# INSTRUCTIONS TO FOLLOW
The answer is a number and nothing else: the count of lines in these entries containing the word "text".

# ENTRIES SHOWN
=== Section Start ===
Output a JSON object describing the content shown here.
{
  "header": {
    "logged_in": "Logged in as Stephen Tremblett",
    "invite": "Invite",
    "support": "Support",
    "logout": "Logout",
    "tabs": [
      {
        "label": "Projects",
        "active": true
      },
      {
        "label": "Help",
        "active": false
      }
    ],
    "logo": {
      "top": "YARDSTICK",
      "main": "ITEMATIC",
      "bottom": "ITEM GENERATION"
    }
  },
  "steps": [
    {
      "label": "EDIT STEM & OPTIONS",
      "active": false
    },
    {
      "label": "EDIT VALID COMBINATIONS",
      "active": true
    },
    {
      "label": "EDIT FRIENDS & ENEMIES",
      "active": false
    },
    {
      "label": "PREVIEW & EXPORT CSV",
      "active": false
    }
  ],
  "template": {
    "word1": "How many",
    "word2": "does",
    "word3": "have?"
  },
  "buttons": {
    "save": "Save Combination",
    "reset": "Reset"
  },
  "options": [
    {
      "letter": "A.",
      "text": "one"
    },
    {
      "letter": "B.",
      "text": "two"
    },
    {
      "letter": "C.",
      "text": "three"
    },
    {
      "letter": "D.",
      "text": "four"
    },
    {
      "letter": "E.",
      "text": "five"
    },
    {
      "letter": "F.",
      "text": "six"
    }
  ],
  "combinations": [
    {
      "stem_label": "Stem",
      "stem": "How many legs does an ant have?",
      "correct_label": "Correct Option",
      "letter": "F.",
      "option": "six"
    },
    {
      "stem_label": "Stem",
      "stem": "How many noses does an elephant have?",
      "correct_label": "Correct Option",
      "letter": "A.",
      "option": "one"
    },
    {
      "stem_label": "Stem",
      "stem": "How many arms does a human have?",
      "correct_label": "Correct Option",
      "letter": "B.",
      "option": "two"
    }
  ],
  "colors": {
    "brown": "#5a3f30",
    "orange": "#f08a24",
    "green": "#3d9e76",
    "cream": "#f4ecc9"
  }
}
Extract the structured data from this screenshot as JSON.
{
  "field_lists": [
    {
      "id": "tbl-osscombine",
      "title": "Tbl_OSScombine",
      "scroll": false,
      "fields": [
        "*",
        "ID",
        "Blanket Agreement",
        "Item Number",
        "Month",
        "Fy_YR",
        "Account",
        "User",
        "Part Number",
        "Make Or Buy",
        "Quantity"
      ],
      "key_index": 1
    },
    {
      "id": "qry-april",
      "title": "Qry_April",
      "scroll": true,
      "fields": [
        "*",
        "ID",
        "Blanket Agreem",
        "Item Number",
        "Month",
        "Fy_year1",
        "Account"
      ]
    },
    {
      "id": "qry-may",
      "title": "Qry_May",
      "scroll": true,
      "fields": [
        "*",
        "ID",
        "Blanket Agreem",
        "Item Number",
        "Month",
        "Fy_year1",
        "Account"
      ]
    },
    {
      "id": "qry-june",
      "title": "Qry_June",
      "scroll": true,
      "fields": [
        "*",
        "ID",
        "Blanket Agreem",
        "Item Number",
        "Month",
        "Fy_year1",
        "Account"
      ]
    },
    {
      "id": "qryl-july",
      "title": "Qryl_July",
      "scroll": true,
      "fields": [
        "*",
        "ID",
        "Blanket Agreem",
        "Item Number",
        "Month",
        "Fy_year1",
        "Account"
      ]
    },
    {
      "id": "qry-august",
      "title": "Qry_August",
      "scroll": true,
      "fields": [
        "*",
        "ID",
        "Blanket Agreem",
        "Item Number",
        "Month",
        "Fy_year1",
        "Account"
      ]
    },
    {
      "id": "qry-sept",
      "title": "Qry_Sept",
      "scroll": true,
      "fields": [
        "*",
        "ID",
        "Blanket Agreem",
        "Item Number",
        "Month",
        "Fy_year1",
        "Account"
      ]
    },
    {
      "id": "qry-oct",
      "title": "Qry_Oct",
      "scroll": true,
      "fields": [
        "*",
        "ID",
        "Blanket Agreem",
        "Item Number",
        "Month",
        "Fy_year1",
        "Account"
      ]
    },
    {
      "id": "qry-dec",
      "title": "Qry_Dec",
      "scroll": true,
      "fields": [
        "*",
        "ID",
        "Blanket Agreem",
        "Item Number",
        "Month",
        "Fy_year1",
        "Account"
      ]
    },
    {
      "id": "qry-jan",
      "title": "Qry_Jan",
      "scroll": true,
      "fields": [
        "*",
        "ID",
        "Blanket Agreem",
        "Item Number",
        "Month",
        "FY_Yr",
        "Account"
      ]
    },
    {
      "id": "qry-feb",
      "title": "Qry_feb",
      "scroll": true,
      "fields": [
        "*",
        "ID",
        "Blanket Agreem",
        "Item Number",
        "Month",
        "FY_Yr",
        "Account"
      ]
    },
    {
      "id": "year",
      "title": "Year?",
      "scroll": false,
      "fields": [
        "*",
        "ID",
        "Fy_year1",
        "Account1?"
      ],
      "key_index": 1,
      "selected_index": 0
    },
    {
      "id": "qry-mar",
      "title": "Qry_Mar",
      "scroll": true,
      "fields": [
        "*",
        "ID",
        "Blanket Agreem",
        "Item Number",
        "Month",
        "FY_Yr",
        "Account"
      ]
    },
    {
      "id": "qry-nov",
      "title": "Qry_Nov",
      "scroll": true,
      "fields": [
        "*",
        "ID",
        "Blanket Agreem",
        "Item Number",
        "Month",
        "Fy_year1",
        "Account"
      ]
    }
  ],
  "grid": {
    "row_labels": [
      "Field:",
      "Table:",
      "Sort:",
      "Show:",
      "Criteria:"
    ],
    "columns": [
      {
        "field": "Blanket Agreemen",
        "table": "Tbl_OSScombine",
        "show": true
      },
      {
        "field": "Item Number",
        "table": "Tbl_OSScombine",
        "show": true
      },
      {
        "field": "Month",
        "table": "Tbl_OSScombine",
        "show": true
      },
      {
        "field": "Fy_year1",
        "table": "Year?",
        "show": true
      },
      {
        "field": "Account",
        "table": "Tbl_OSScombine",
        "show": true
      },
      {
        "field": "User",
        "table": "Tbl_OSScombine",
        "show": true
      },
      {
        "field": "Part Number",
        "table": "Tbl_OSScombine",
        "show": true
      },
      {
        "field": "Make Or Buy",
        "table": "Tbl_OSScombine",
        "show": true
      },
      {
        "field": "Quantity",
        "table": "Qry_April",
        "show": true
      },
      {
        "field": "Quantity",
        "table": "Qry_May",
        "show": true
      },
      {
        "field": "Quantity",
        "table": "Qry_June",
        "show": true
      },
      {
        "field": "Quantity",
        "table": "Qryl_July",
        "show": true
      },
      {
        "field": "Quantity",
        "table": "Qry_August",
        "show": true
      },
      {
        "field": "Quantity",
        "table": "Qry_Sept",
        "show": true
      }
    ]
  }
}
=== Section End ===
# OUTPUT
6